SYS-CON Events announced today that eCube Systems, the leading provider of modern development tools and best practices for Continuous Integration on OpenVMS, will exhibit at SYS-CON's @DevOpsSummit at Cloud Expo New York, which will take place on June 7-9, 2016, at the Javits Center in New York City, NY. eCube Systems offers a family of middleware products and development tools that maximize return on technology investment by leveraging existing technical equity to meet evolving business needs. ...
Join Impiger for their featured webinar: ‘Cloud Computing: A Roadmap to Modern Software Delivery’ on November 10, 2016, at 12:00 pm CST. Very few companies have not experienced some impact to their IT delivery due to the evolution of cloud computing. This webinar is not about deciding whether you should entertain moving some or all of your IT to the cloud, but rather, a detailed look under the hood to help IT professionals understand how cloud adoption has evolved and what trends will impact th...

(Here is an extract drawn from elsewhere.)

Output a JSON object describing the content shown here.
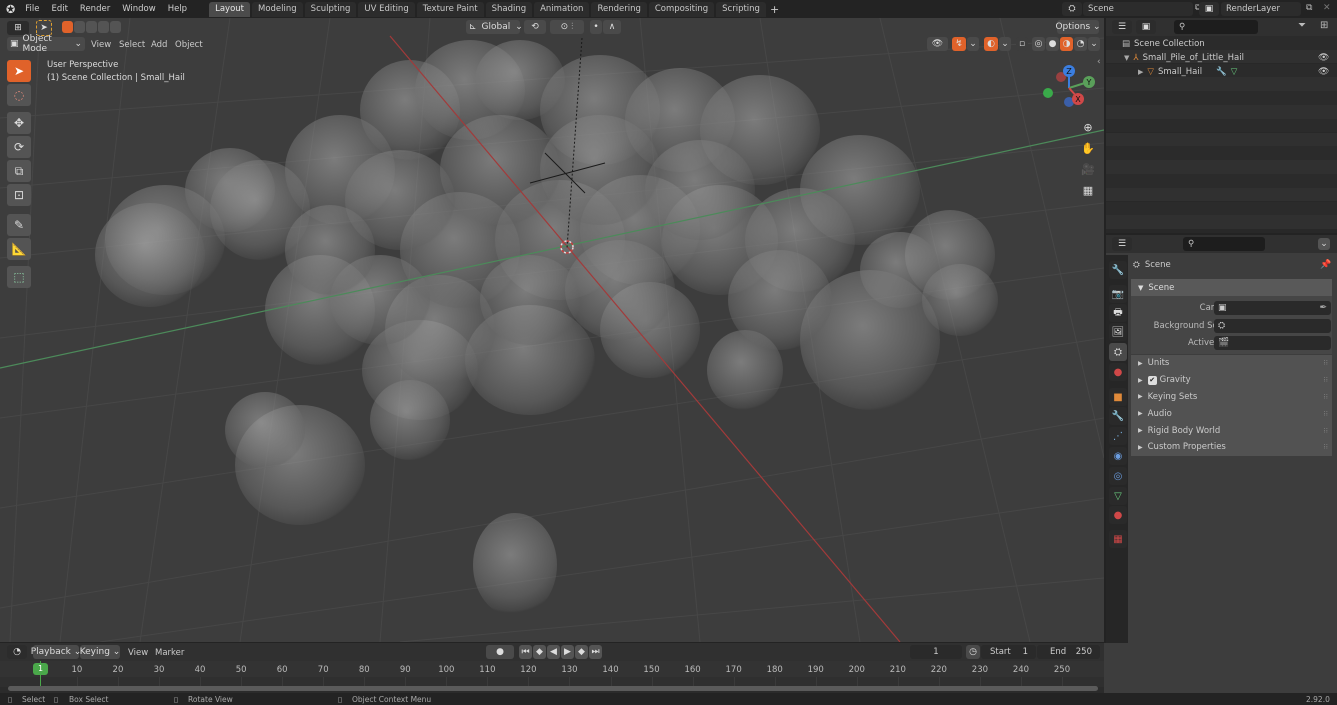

operations aren’t merging to become one discipline. Nor is operations simply going away. Rather, DevOps is leading software development and operations – together with other practices such as security – to collaborate and coexist with less overhead and conflict than in the past. In his session at @DevOpsSummit at 19th Cloud Expo, Gordon Haff, Red Hat Technology Evangelist, will discuss what modern operational practices look like in a world in which applications are more loosely coupled, are deve...
As we enter the final week before the 19th International Cloud Expo | @ThingsExpo in Santa Clara, CA, it's time for me to reflect on six big topics that will be important during the show. Hybrid Cloud This general-purpose term seems to provide a comfort zone for many enterprise IT managers. It sounds reassuring to be able to work with one of the major public-cloud providers like AWS or Microsoft Azure while still maintaining an on-site presence.
All clouds are not equal. To succeed in a DevOps context, organizations should plan to develop/deploy apps across a choice of on-premise and public clouds simultaneously depending on the business needs. This is where the concept of the Lean Cloud comes in - resting on the idea that you often need to relocate your app modules over their life cycles for both innovation and operational efficiency in the cloud. In his session at @DevOpsSummit at19th Cloud Expo, Valentin (Val) Bercovici, CTO of So...
DevOps is speeding towards the IT world like a freight train and the hype around it is deafening. There is no reason to be afraid of this change as it is the natural reaction to the agile movement that revolutionized development just a few years ago. By definition, DevOps is the natural alignment of IT performance to business profitability. The relevance of this has yet to be quantified but it has been suggested that the route to the CEO’s chair will come from the IT leaders that successfully ma...
DevOps is a term that comes full of controversy. A lot of people are on the bandwagon, while others are waiting for the term to jump the shark, and eventually go back to business as usual. Regardless of where you are along the specturm of loving or hating the term DevOps, one thing is certain. More and more people are using it to describe a system administrator who uses scripts, or tools like, Chef, Puppet or Ansible, in order to provision infrastructure. There is also usually an expectation of...
DevOps is being widely accepted (if not fully adopted) as essential in enterprise IT. But as Enterprise DevOps gains maturity, expands scope, and increases velocity, the need for data-driven decisions across teams becomes more acute. DevOps teams in any modern business must wrangle the ‘digital exhaust’ from the delivery toolchain, "pervasive" and "cognitive" computing, APIs and services, mobile devices and applications, the Internet of Things, and now even blockchain. In this power panel at @...